[THE INPUT Boundary: Start]

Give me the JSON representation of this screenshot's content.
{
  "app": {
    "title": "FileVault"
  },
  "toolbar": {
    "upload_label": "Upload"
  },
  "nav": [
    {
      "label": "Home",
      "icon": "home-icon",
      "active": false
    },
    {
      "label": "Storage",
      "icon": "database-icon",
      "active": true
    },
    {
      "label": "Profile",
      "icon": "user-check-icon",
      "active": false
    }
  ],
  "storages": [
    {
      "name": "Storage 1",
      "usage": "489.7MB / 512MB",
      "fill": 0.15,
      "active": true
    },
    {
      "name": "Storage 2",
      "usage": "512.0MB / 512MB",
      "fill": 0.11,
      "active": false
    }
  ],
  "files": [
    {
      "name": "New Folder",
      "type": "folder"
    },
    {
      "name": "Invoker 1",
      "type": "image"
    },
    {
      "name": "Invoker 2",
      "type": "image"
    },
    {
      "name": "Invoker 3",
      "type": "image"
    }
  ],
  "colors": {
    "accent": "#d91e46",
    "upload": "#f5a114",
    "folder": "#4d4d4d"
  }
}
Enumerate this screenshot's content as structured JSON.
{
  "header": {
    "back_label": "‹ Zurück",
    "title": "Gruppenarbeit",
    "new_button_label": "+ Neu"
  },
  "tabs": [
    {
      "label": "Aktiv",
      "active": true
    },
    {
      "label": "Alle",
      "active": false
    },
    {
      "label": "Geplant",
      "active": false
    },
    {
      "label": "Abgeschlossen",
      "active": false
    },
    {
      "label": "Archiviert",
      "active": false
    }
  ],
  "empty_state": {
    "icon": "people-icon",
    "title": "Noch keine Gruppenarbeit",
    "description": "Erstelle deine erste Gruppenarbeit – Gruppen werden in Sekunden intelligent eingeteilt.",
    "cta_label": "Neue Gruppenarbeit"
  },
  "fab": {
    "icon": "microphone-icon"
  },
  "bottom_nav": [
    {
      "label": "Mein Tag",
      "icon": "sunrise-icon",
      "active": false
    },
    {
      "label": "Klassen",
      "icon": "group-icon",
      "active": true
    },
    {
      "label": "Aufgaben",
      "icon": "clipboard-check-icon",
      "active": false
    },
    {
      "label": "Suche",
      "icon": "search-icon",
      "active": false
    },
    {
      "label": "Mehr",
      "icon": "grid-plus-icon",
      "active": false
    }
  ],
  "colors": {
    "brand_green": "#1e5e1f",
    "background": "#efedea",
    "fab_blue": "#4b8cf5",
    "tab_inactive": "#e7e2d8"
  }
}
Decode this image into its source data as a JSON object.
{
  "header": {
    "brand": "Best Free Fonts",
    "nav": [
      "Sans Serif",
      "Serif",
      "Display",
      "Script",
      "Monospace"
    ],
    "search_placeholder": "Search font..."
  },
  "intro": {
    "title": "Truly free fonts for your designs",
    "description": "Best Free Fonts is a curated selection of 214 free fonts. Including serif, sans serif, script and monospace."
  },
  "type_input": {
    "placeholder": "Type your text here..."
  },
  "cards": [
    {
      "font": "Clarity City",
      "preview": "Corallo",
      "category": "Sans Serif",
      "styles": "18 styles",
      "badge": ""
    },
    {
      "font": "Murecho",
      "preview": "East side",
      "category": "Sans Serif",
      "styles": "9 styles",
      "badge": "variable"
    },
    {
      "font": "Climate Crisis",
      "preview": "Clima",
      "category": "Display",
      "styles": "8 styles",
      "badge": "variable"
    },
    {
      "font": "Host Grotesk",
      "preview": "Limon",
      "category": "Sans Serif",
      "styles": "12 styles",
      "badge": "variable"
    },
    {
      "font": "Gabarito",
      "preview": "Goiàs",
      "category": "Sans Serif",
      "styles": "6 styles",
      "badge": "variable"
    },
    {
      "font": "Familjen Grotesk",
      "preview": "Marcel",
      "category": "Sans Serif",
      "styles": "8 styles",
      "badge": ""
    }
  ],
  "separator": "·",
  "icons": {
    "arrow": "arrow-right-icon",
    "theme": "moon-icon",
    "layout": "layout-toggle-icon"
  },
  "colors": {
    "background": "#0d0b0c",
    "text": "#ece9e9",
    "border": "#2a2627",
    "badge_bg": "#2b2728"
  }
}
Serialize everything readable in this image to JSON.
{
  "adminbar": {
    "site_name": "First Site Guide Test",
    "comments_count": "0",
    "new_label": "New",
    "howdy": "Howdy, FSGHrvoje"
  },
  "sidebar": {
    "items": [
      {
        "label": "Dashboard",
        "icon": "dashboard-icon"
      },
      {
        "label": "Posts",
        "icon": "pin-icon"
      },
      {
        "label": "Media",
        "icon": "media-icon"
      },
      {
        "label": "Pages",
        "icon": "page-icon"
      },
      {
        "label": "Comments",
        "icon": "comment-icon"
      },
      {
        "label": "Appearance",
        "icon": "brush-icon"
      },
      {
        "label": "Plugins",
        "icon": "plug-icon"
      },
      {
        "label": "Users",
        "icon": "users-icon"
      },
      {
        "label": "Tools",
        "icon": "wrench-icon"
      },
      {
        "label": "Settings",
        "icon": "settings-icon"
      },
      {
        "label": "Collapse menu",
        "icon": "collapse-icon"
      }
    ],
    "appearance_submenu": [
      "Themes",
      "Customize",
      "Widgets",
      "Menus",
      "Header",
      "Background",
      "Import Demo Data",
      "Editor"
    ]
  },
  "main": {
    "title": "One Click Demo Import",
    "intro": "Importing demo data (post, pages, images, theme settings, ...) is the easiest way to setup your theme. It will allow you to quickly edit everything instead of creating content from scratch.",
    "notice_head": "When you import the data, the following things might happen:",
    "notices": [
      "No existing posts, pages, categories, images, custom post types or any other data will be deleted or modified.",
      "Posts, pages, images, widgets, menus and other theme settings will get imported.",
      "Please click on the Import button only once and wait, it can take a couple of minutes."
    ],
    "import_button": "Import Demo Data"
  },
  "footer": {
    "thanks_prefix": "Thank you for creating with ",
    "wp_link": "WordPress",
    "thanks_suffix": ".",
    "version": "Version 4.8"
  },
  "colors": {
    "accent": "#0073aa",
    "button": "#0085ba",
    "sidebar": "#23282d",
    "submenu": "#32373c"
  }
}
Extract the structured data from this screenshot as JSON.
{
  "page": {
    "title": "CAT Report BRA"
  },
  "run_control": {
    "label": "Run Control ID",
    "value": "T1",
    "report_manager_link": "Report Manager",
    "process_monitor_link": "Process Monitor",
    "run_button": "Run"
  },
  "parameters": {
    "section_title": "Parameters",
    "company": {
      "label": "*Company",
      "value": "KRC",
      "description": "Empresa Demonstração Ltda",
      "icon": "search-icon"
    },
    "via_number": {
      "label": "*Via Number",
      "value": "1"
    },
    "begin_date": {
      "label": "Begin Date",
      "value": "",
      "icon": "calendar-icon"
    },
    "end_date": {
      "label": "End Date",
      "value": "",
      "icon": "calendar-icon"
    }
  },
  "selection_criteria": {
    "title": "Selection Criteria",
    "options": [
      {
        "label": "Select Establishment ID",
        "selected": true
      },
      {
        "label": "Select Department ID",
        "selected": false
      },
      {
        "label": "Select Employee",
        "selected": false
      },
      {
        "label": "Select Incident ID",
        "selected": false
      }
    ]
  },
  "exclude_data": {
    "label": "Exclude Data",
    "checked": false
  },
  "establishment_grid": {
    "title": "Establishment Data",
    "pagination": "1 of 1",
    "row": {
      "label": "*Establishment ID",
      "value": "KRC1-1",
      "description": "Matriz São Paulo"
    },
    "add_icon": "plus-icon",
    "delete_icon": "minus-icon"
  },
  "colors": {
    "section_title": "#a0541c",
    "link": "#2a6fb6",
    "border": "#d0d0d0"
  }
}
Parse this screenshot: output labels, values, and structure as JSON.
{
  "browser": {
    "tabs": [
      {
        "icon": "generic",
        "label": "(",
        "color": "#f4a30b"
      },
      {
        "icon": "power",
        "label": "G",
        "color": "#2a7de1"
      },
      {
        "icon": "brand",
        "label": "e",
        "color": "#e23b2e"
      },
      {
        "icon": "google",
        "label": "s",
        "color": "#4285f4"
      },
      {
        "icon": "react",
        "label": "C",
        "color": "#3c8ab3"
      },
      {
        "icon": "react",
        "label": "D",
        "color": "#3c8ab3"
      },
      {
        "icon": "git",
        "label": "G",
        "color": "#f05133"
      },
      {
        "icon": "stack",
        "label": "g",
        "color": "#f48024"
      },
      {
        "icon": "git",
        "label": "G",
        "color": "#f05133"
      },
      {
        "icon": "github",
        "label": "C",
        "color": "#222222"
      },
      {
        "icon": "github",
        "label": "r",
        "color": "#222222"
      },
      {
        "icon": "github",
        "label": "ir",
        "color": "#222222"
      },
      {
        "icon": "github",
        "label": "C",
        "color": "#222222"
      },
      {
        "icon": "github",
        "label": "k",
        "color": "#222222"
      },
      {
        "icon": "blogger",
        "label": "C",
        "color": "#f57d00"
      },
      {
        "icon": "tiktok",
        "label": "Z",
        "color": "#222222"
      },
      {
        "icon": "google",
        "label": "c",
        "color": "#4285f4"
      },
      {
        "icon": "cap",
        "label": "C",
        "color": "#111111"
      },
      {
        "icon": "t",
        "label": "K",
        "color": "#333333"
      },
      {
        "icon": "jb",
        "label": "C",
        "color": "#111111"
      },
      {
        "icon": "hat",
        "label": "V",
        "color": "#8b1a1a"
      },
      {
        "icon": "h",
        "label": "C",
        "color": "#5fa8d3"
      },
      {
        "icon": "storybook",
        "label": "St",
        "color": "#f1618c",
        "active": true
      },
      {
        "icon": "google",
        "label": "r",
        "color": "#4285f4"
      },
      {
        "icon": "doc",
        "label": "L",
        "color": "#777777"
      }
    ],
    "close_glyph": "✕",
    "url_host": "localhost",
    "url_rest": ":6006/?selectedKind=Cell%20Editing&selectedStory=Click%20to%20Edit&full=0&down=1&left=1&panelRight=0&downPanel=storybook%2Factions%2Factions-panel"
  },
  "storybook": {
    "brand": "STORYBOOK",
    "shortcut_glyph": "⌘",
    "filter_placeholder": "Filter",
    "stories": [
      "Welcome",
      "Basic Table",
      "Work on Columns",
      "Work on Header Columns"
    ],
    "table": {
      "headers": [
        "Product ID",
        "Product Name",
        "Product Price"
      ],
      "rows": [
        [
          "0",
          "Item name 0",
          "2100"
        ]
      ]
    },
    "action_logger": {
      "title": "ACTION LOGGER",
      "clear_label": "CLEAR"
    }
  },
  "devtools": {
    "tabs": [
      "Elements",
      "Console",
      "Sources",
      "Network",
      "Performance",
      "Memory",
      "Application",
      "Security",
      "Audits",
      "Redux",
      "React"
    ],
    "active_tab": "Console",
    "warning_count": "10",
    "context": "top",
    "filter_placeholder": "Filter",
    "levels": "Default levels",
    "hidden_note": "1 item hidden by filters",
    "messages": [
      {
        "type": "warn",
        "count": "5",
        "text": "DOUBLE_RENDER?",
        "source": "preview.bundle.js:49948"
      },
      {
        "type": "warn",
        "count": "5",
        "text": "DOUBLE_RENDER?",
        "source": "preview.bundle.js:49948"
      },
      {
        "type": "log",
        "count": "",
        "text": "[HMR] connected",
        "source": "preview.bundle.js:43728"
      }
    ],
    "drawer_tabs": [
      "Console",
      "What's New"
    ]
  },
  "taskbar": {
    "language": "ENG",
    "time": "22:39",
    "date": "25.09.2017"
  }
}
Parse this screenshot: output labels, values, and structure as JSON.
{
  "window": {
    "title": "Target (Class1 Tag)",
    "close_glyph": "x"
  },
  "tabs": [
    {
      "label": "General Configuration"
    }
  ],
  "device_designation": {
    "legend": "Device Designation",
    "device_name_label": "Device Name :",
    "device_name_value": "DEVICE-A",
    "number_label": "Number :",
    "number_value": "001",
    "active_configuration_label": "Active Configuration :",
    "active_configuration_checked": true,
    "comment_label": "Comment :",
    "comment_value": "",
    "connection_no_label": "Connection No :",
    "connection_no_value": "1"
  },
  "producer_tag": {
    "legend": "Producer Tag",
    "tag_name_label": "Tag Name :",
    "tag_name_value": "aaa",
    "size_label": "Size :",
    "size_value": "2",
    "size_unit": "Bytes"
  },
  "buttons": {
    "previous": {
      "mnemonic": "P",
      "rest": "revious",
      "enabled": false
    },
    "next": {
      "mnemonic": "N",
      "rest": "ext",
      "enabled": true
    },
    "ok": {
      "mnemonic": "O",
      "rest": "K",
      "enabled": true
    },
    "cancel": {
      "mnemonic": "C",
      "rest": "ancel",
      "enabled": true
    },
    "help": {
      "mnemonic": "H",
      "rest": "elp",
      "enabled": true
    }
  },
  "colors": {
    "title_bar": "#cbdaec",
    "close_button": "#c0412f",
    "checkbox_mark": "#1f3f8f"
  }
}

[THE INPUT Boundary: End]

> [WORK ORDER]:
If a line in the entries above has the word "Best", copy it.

> [ANSWER SECTION]:
    "brand": "Best Free Fonts",
    "description": "Best Free Fonts is a curated selection of 214 free fonts. Including serif, sans serif, script and monospace."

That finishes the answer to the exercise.